Dark Strong

Tyler/ April 20, 2016/ Brewday, Brewing Hardware/ 0 comments

A couple of friends and I have been planning a brew day, and we’ve been looking forward to it for months. It was tough to wait this long between brew sessions, but it was well worth it. In building the recipe, we decided to be ambitious and attempt a clone of pFriem’s Dark Strong Ale. As far as I’m concerned,

Read More

Dial it in

Tyler/ January 16, 2016/ Brewday/ 2 comments

I attempted a clone of the Houblon Chouffe IPA Tripel last week. Here’s the recipe: Mash 26 lb 2 Row pale 2 lb Munich 1 lb Crystal 80 1 lb Belgian Biscuit 2 lb Sucrose Mash at 145 F for 20 minutes and 155 Friday for 40 minutes 11 gallon boil volume, 10 gallon final volume Hops 1 oz Columbus,

Read More

Better with Family

Tyler/ December 28, 2015/ Brewday/ 1 comments

Here we go! Today is Belgian-style Stout day, and I got to do it in the company of family. Alex and Connie were kind enough to help out. The RIMS was up and running in no time. Strike water heated from 60 degF to 156 degF in about 40 minutes. Today’s Recipe 60 min mash @ 156 degF 18 lb

Read More

The Slow Burn

Tyler/ December 25, 2015/ Brewing Hardware, Electronics/ 0 comments

Merry Christmas, everyone! I just put My Lan to bed and am waiting for the family to get back from the airport, so I thought I’d provide an update. My study schedule has curtailed my tinkering but hasn’t extinguished it entirely. I’ve been slowly making little changes and cobbling together a RIMS (Recirculation Infusion Mash System). The past four weeks

Read More

Sweet Failure

Tyler/ October 18, 2015/ Beer/ 0 comments

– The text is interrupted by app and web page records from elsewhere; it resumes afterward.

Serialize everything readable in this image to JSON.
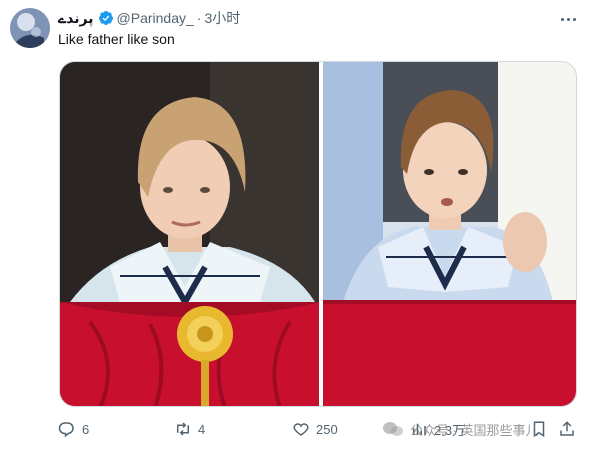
{
  "author": {
    "display_name": "پرندے",
    "handle": "@Parinday_",
    "separator": "·",
    "time": "3小时",
    "avatar_icon": "avatar-photo"
  },
  "tweet": {
    "text": "Like father like son"
  },
  "media": {
    "photos": [
      {
        "subject": "boy-blond-sailor-suit-balcony"
      },
      {
        "subject": "boy-brown-hair-sailor-suit-balcony"
      }
    ]
  },
  "actions": {
    "reply_count": "6",
    "retweet_count": "4",
    "like_count": "250",
    "views_count": "2.3万"
  },
  "watermark": {
    "text": "公众号 · 英国那些事儿"
  },
  "colors": {
    "verified": "#1d9bf0",
    "secondary_text": "#536471",
    "balcony_red": "#c8102e"
  }
}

Even though I mainly brew beer to try to salvage what’s left of my engineering mind, I also just like beer. I worked hard for the last batch I brewed, but I wasn’t too hopeful it would turn out well. It’s nice when things turn out better than planned.  My first (technically) partial mash came out quite tasty. The fresh wort

Read More

Crash Landing

Tyler/ September 28, 2015/ Brewday/ 1 comments

I’ve been neglectful. Only a few of my friends are into brewing, and fewer still are into coding and electronics, but this is all that’s been discussed in this blog. Most of the people who know me are more appreciative of the ludicrous messes I get myself into. I apologize for the oversight. This one’s for you. September 16 was going

Read More

Work with your hands

Tyler/ September 14, 2015/ Electronics/ 0 comments

When cooling wort with my countercurrent exchanger, it’s important to know the temperature as it comes out. The goal is to bring the wort to the optimal temperature for pitching yeast as quickly as possible. Many commercially available chillers have a thermometer at the wort outlet for this reason. I improvised during my last brew session because I didn’t have time

Read More

Brewery 2.0, Brew #1

Tyler/ August 31, 2015/ Brewday/ 0 comments

Today is my first day brewing with the latest iteration of my brewery. That includes a Chugger pump, my countercurrent heat exchanger for wort chilling, and my conical fermenter with upgraded cabinet controller software. Thank goodness the friends I invited had other plans. The day started stressful when I snapped a polypropylene female camlock fitting while tightening an adjacent threaded

Read More

Heat Exchange Snobbery

Tyler/ August 25, 2015/ Brewing Hardware, Engineering/ 3 comments

The recipe for beer is pretty simple. One important step is boiling the wort, the sweet mixture that yeast will ferment into beer. Boiling sanitizes the beer so that yeast can work its magic, but not before the wort is cooled back down or the yeast meets the same quick, steamy end as its potential competitors. There are many ways to

Read More

In Tune

Tyler/ August 19, 2015/ Programming/ 0 comments

The recent modifications to the cabinet warranted a small software upgrade. The power and heat transfer of the two modes are drastically different. The heating side, a SSR-throttled in-line water heater element, can increase the temperature of the fluid much faster than the thermoelectric chips I was using previously. The cooling side, a copper coil sitting inside the refrigerator, is much slower; in fact, it

Read More